The liberal and welfare order crises, along with the search for alternatives to globalization, resulted in the emergence of a new left and right movements. Both trends stirred the gears of the state institutions, increasing their presence on the daily evolution of the citizenry. From this, we have observed how in recent years populist leaders took control of the helm of countries such as Brazil, the United States, Hungary, Mexico, Poland, among others, promising the simplification of political events through strengthening national rhetoric and the sidelines of the international order.
Under this scenario, the COVID-19 emergency has come to deepen the political systems’ challenges because it accelerates history- as Richard Haas mentioned in “The Pandemic Will Accelerate History Rather Than Reshape It” and represents a black swan for political leaders, that means, an event not foreseen in the short term.
The Traditional Answers Limitations
In a recent public statement, French President Emmanuel Macron highlighted “many certainties and beliefs will disappear. Many things that we thought impossible are happening.” With this phrase, he summed up the world leaders’ feelings about the impact of COVID-19 over social and political systems.
Government responses to this emergency ranged from strengthening populism or giving a new chance to political centrism, especially, considering its pragmatic nature or emphasizing restraints in times of crisis. On one side of the spectrum are leaders Donald Trump and Bolsonaro who were strongly criticized for delegitimizing the COVID-19 pandemic, both allowing themselves to enter the category of “disaster populism”- a definition provided by Victor Beltri in a column published in Excelsior Mexico. Meanwhile, Italian Prime Minister, Giuseppe Conte, united all the government forces under his figure in order to mitigate the catastrophic effects that the pandemic caused in Italy. In parallel, Uruguayan President Luis Lacalle Pou is successfully emerging from his first months in the presidential office by managing the crisis cautiously.
Despite the triumph of centrism over populism, both political models expose internal and external complications to attend social needs. For example, bureaucracies affect one’s access to different aid programs (such as happened in Argentina with the Emergency Family Income), while they also reveal issues for leaders who seek to build bridges with opposition parties but have to deal with public statements, political internal conflicts, and lack of legitimacy.
On the other hand, leaders’ public appearances have generated more headaches than solutions especially due to the lack of consensus regarding the disease and the impact it has on frightened citizens. Leaders have frequently made confusing statements, such as Donald Trump’s recommendations on disinfection, Andrés Manuel López Obrador’s contradictions regarding social distancing, and the definition of “little flu” given by Jair Bolsonaro in reference to the coronavirus.

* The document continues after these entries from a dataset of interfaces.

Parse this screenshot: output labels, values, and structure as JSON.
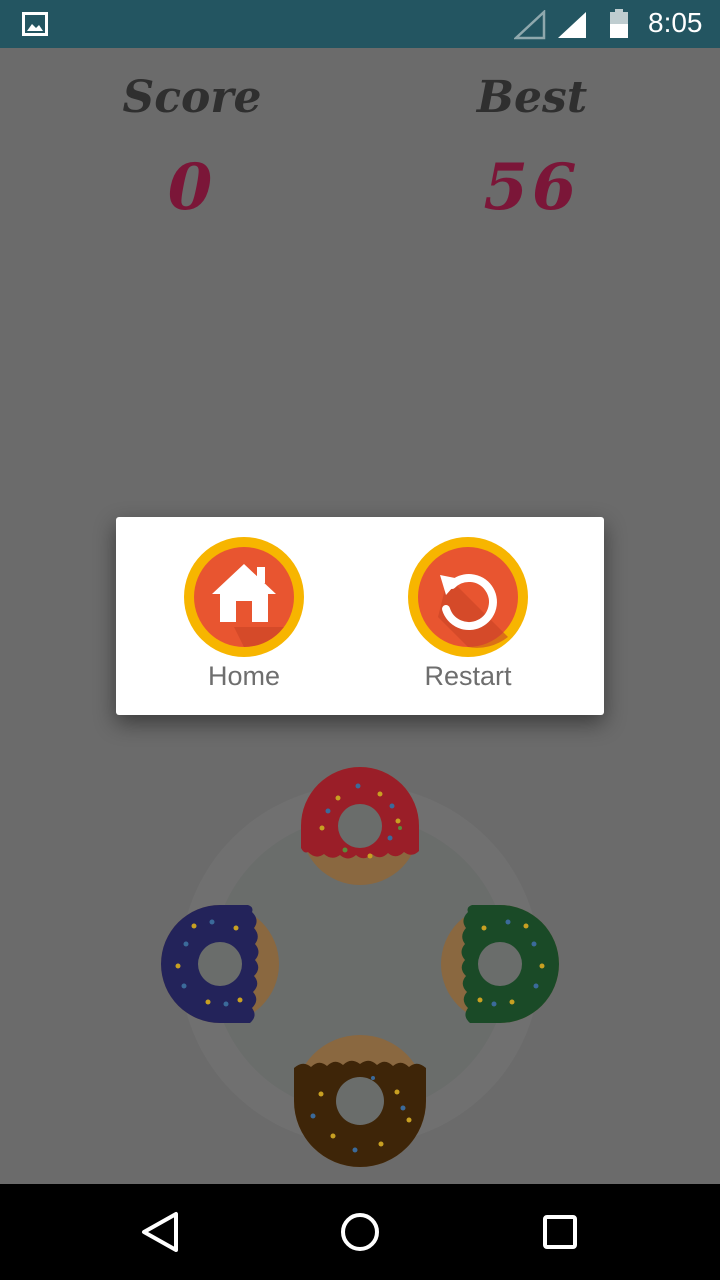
{
  "status_bar": {
    "time": "8:05",
    "icons": [
      "gallery-icon",
      "signal-empty-icon",
      "signal-full-icon",
      "battery-icon"
    ]
  },
  "game": {
    "score_label": "Score",
    "score_value": "0",
    "best_label": "Best",
    "best_value": "56"
  },
  "dialog": {
    "home_label": "Home",
    "restart_label": "Restart"
  },
  "donuts": [
    {
      "name": "red",
      "frosting": "#b52430"
    },
    {
      "name": "blue",
      "frosting": "#2a2a6e"
    },
    {
      "name": "green",
      "frosting": "#1f5a2e"
    },
    {
      "name": "chocolate",
      "frosting": "#4a2f10"
    }
  ],
  "nav_bar": {
    "icons": [
      "back-icon",
      "home-circle-icon",
      "recents-icon"
    ]
  },
  "colors": {
    "status_bar": "#235561",
    "overlay": "#6b6b6b",
    "score_text": "#7b1638",
    "button_orange": "#e85530",
    "button_ring": "#f7b500"
  }
}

In this context, these represent partial responses to a black swan. They are efforts to use tools from the past to fix current economical and social problems caused by COVID-19. Despite the relevance of experience, we must consider the fact that history is dynamic and political systems must also be dynamic.
New Values: Agile, Coherent and Dynamic
Defining the new political scenario is a difficult task, yet this crisis has demonstrated the values and characteristics that governments should embody whilst mitigating crises. States must be agile, coherent, and dynamic at the time of dealing with the crisis of such magnitude. They must have the agility to give prompt responses to social needs, including unemployment, poverty, and crisis in the social structure. Moreover, governments should be coherent. Coherence means that authorities must avoid public conflicts between one another, such as those regarding ministerial interests and bureaucratic issues. Consequently, both values will guarantee the third one, which is dynamism. Dynamism would reduce the gap between social needs and political orders.
Finally, the COVID-19 emergency represents an atypical phenomenon in daily life. Therefore, like a black swan, it will demand new governance criteria, forcing the state structure into the spotlight. Agility, cohesion, and dynamism in times of crisis, nevertheless, will provide an opportunity to those political leaders that define themselves as architects of moderation and it will weaken populist governments.